But, ironically, even some of the people who are the intended recipients of early registration either feel uncomfortable using the benefit or still don’t know about it.

Lilley felt grateful to land her daughter an otter lesson at the East Portland Community Center despite getting stuck in Interstate 205 traffic on the way home to Brentwood-Darlington two nights a week.

At Mt. Scott Community Center, her regular pool, Lilley asked the front desk employee about how to get on the early registration list. Lilley has a disability that qualifies her for the early registration program. While the front desk employee at Mt. Scott was happy to help her pick out swimming lessons for her daughter, Lilley passed.

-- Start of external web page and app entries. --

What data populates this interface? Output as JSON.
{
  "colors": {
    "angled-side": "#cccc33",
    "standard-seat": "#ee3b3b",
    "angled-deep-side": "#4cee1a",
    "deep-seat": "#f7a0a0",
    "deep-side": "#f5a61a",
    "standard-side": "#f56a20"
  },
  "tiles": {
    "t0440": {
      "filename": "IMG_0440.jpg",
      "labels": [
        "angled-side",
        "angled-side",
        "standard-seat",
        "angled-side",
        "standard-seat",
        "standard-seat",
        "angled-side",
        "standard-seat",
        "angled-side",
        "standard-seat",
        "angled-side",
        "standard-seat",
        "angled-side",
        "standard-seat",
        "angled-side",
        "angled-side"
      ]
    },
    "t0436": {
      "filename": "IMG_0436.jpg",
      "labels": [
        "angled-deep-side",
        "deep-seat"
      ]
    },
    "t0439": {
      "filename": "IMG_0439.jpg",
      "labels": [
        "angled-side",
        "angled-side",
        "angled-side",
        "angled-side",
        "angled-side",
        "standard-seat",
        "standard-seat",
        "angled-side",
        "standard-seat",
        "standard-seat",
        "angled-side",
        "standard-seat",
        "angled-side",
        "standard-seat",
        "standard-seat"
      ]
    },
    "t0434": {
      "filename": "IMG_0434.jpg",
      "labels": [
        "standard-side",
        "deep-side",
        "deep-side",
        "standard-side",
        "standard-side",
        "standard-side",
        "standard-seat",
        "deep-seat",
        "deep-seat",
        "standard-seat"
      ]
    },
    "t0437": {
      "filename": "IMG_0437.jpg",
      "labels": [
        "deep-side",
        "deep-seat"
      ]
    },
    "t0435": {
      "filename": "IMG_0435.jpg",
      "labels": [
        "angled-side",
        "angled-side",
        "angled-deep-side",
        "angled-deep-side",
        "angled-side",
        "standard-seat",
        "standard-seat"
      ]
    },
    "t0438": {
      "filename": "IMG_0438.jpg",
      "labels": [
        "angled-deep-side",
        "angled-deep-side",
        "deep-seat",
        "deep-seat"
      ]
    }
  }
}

“I’ve thought about it and I don’t feel marginalized enough,” Lilley says. Her daughter turns 11 in February but insists on swimming with a full snorkel mask because she cannot hold her breath underwater.

Ailyn Taylor, a mother of two, had to take a break during her job as a teacher to be on her phone for 12:30 pm registration; her 6-year-old daughter was waitlisted anyway.

“It had me really frustrated, and my kid was also frustrated,” Taylor says. “What else could I do? Learning to swim is a necessity for her age.”

She has tried and failed to register her daughter for swimming lessons for three years now. As a creative solution for her disappointed daughter, Taylor planned a family vacation to Eastern Oregon, where her husband tried to teach their daughter to swim in hotel pools.

Taylor is from the Philippines and therefore eligible for early registration, but was unaware of the program.

She has settled for taking her children to open swim on weekends. Her daughter has never had a formal lesson.

“That’s her passion,” she says. “She’s a free girl in the water.”